Life threw Pam Burbey a curve ball this past winter when she found out she had a life changing diagnosis of Diabetes. Not a stranger to the “curve balls” dealt in life she drew from past experience and recognized that although you can’t control what pops up in life, you can control how you react to it. In just a few short months she has gained control back of her health and she is writing about her success and sharing her secrets here at Imperfect Women. You can read her first post here.
By Pam Burbey
Now what? As I left the doctors office that cold February day with a diagnoses of Type 2 Diabetes, I felt resentful and lost. Resentful, because I didn’t want to deal with it and just wanted it to go away. Lost, because I didn’t know what I was going to do about it. I had no idea really what diabetes was or what it entailed. At the time, I thought it was related to sugar consumption.
My doctor had given me two prescriptions and an order for a blood test. One for Metformin and one for Glipizide, which at the time I had no idea what either one did. He also told me to get in contact with the diabetic center and a nutritionist. I felt so sick sitting there slumped in a chair in his office, that I barely heard much of what he was saying and understood even less. With a smile on his face, he told me I would feel better before long. I didn’t believe him.
Within the next week, I received a glucose meter with directions on how to use it from a pharmacy my insurance had contacted. It meant nothing to me and I left it on the table still wrapped in the box. I also, got a call from my doctor telling me my blood test results. Yep, it’s diabetes! It’s official. He told me my A1c was 12.1, an important number for diabetics. I was to find out later that an A1c for ‘normal’ people should not be higher than 5.7, but again that number meant nothing to me at the time. A1c is a test that shows the average blood sugar level of a person over the past 2 to 3 months.

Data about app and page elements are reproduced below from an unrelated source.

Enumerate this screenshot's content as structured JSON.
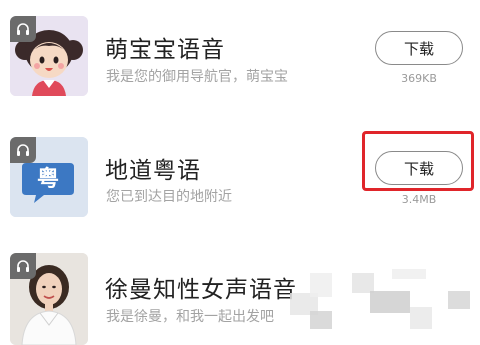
{
  "voice_packs": [
    {
      "title": "萌宝宝语音",
      "subtitle": "我是您的御用导航官，萌宝宝",
      "button_label": "下载",
      "file_size": "369KB",
      "thumbnail_icon": "cartoon-girl-avatar",
      "badge_icon": "headphones-icon"
    },
    {
      "title": "地道粤语",
      "subtitle": "您已到达目的地附近",
      "button_label": "下载",
      "file_size": "3.4MB",
      "thumbnail_icon": "cantonese-speech-bubble",
      "thumbnail_glyph": "粤",
      "badge_icon": "headphones-icon"
    },
    {
      "title": "徐曼知性女声语音",
      "subtitle": "我是徐曼，和我一起出发吧",
      "thumbnail_icon": "woman-portrait",
      "badge_icon": "headphones-icon"
    }
  ],
  "colors": {
    "highlight": "#e0252a",
    "title": "#222222",
    "subtitle": "#a3a3a3",
    "button_border": "#8a8a8a",
    "badge": "#6b6b6b"
  }
}
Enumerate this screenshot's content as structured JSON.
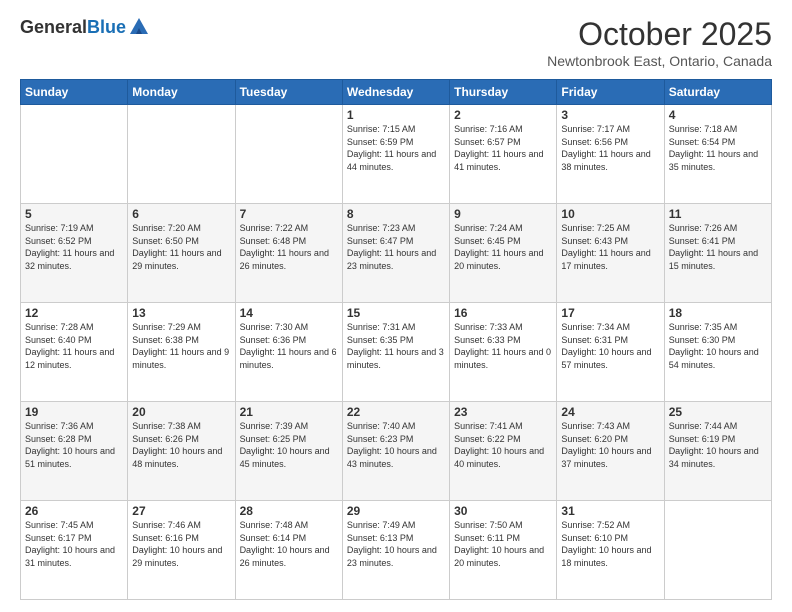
{
  "logo": {
    "general": "General",
    "blue": "Blue"
  },
  "title": "October 2025",
  "subtitle": "Newtonbrook East, Ontario, Canada",
  "days_of_week": [
    "Sunday",
    "Monday",
    "Tuesday",
    "Wednesday",
    "Thursday",
    "Friday",
    "Saturday"
  ],
  "weeks": [
    [
      {
        "day": "",
        "info": ""
      },
      {
        "day": "",
        "info": ""
      },
      {
        "day": "",
        "info": ""
      },
      {
        "day": "1",
        "info": "Sunrise: 7:15 AM\nSunset: 6:59 PM\nDaylight: 11 hours and 44 minutes."
      },
      {
        "day": "2",
        "info": "Sunrise: 7:16 AM\nSunset: 6:57 PM\nDaylight: 11 hours and 41 minutes."
      },
      {
        "day": "3",
        "info": "Sunrise: 7:17 AM\nSunset: 6:56 PM\nDaylight: 11 hours and 38 minutes."
      },
      {
        "day": "4",
        "info": "Sunrise: 7:18 AM\nSunset: 6:54 PM\nDaylight: 11 hours and 35 minutes."
      }
    ],
    [
      {
        "day": "5",
        "info": "Sunrise: 7:19 AM\nSunset: 6:52 PM\nDaylight: 11 hours and 32 minutes."
      },
      {
        "day": "6",
        "info": "Sunrise: 7:20 AM\nSunset: 6:50 PM\nDaylight: 11 hours and 29 minutes."
      },
      {
        "day": "7",
        "info": "Sunrise: 7:22 AM\nSunset: 6:48 PM\nDaylight: 11 hours and 26 minutes."
      },
      {
        "day": "8",
        "info": "Sunrise: 7:23 AM\nSunset: 6:47 PM\nDaylight: 11 hours and 23 minutes."
      },
      {
        "day": "9",
        "info": "Sunrise: 7:24 AM\nSunset: 6:45 PM\nDaylight: 11 hours and 20 minutes."
      },
      {
        "day": "10",
        "info": "Sunrise: 7:25 AM\nSunset: 6:43 PM\nDaylight: 11 hours and 17 minutes."
      },
      {
        "day": "11",
        "info": "Sunrise: 7:26 AM\nSunset: 6:41 PM\nDaylight: 11 hours and 15 minutes."
      }
    ],
    [
      {
        "day": "12",
        "info": "Sunrise: 7:28 AM\nSunset: 6:40 PM\nDaylight: 11 hours and 12 minutes."
      },
      {
        "day": "13",
        "info": "Sunrise: 7:29 AM\nSunset: 6:38 PM\nDaylight: 11 hours and 9 minutes."
      },
      {
        "day": "14",
        "info": "Sunrise: 7:30 AM\nSunset: 6:36 PM\nDaylight: 11 hours and 6 minutes."
      },
      {
        "day": "15",
        "info": "Sunrise: 7:31 AM\nSunset: 6:35 PM\nDaylight: 11 hours and 3 minutes."
      },
      {
        "day": "16",
        "info": "Sunrise: 7:33 AM\nSunset: 6:33 PM\nDaylight: 11 hours and 0 minutes."
      },
      {
        "day": "17",
        "info": "Sunrise: 7:34 AM\nSunset: 6:31 PM\nDaylight: 10 hours and 57 minutes."
      },
      {
        "day": "18",
        "info": "Sunrise: 7:35 AM\nSunset: 6:30 PM\nDaylight: 10 hours and 54 minutes."
      }
    ],
    [
      {
        "day": "19",
        "info": "Sunrise: 7:36 AM\nSunset: 6:28 PM\nDaylight: 10 hours and 51 minutes."
      },
      {
        "day": "20",
        "info": "Sunrise: 7:38 AM\nSunset: 6:26 PM\nDaylight: 10 hours and 48 minutes."
      },
      {
        "day": "21",
        "info": "Sunrise: 7:39 AM\nSunset: 6:25 PM\nDaylight: 10 hours and 45 minutes."
      },
      {
        "day": "22",
        "info": "Sunrise: 7:40 AM\nSunset: 6:23 PM\nDaylight: 10 hours and 43 minutes."
      },
      {
        "day": "23",
        "info": "Sunrise: 7:41 AM\nSunset: 6:22 PM\nDaylight: 10 hours and 40 minutes."
      },
      {
        "day": "24",
        "info": "Sunrise: 7:43 AM\nSunset: 6:20 PM\nDaylight: 10 hours and 37 minutes."
      },
      {
        "day": "25",
        "info": "Sunrise: 7:44 AM\nSunset: 6:19 PM\nDaylight: 10 hours and 34 minutes."
      }
    ],
    [
      {
        "day": "26",
        "info": "Sunrise: 7:45 AM\nSunset: 6:17 PM\nDaylight: 10 hours and 31 minutes."
      },
      {
        "day": "27",
        "info": "Sunrise: 7:46 AM\nSunset: 6:16 PM\nDaylight: 10 hours and 29 minutes."
      },
      {
        "day": "28",
        "info": "Sunrise: 7:48 AM\nSunset: 6:14 PM\nDaylight: 10 hours and 26 minutes."
      },
      {
        "day": "29",
        "info": "Sunrise: 7:49 AM\nSunset: 6:13 PM\nDaylight: 10 hours and 23 minutes."
      },
      {
        "day": "30",
        "info": "Sunrise: 7:50 AM\nSunset: 6:11 PM\nDaylight: 10 hours and 20 minutes."
      },
      {
        "day": "31",
        "info": "Sunrise: 7:52 AM\nSunset: 6:10 PM\nDaylight: 10 hours and 18 minutes."
      },
      {
        "day": "",
        "info": ""
      }
    ]
  ]
}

Finally, after some phone tag and misunderstandings, I heard from the Diabetic Center. They told me I would meet “one on one” with a dietician to discuss an eating plan that would work for me. I would first have to be evaluated and attend a three hour nutrition class with some other newly diagnosed diabetics. Yuck, how boring does that sound!? Here comes the resentment again. I have to take off work and disrupt my life. Sitting and listening to someone drone on about the awful mind numbing debate of broccoli versus french fries and which is better for you, is not my cup of tea. Duh! No way could I get out of it and believe me I tried.
First up was the evaluation by a diabetic nurse. She took my blood pressure and it was a little high. They had my cholesterol numbers from my blood work that was previously drawn. My bad cholesterol was way too high and my good was way to low. Weighed me. I was overweight. They were not impressed by the fact that I had lost 20 pounds because my diabetes was out of control. They measured my waist and again, another number that was just way too high. I even kinda sucked in a bit and again they were not impressed. Checked my feet. It was determined that I have neuropathy! In other words…my feet are numb due to nerve damage from the diabetes. I was instructed on how to check my feet daily and never go barefoot. If I sustain even a small cut and am unable to feel it, an infection could develop and worse case scenario would be an amputation.
I sat down with the nurse and she showed me how to check my glucose. My first attempt at checking my blood sugar and I bent the lancet and I bled all over! The lancet is a small, sharp object that is used to prick the skin. Resentment made an appearance. I don’t want to do this. Second try, second finger bleeding all over and now a nice little bruise appears. I hate this! After bandaging my fingers, we or I should say she decided we needed to set some goals as to where I
want should be in three months. The goals ‘we’ decided were for me to lose nine pounds (again I remind her I just lost 20 ~ is comprehension not her strong suit?) and bring my A1c down to 8 or the mid 7 range. It was that moment I realized diabetes is all about numbers and in my case they were all too high. I am a number. And not a very good one at that.
In the next three months I not only managed to meet the goal ‘we’ set (9 pounds), but I lost over 30 pounds on top of the 20 pounds I had already lost! Could someone please hear me on that? I didn’t bring my A1c down to 8 or 7, but 6.1! It was all due to the nutrition class I didn’t want to go to and the dietician I didn’t want to listen to that turned a light on for me. Imagine that. They actually know what they are talking about.
I look forward to telling you more about what I learned and what worked and continues to work for me in my future posts.
Pam is the mother of a son and daughter and the grandma of an adorable boy. Pam shares a house on the beautiful Kankakee river with her two furbabies, a fierce dachshund and a shy spaniel, searching for life’s answers and only finding more questions.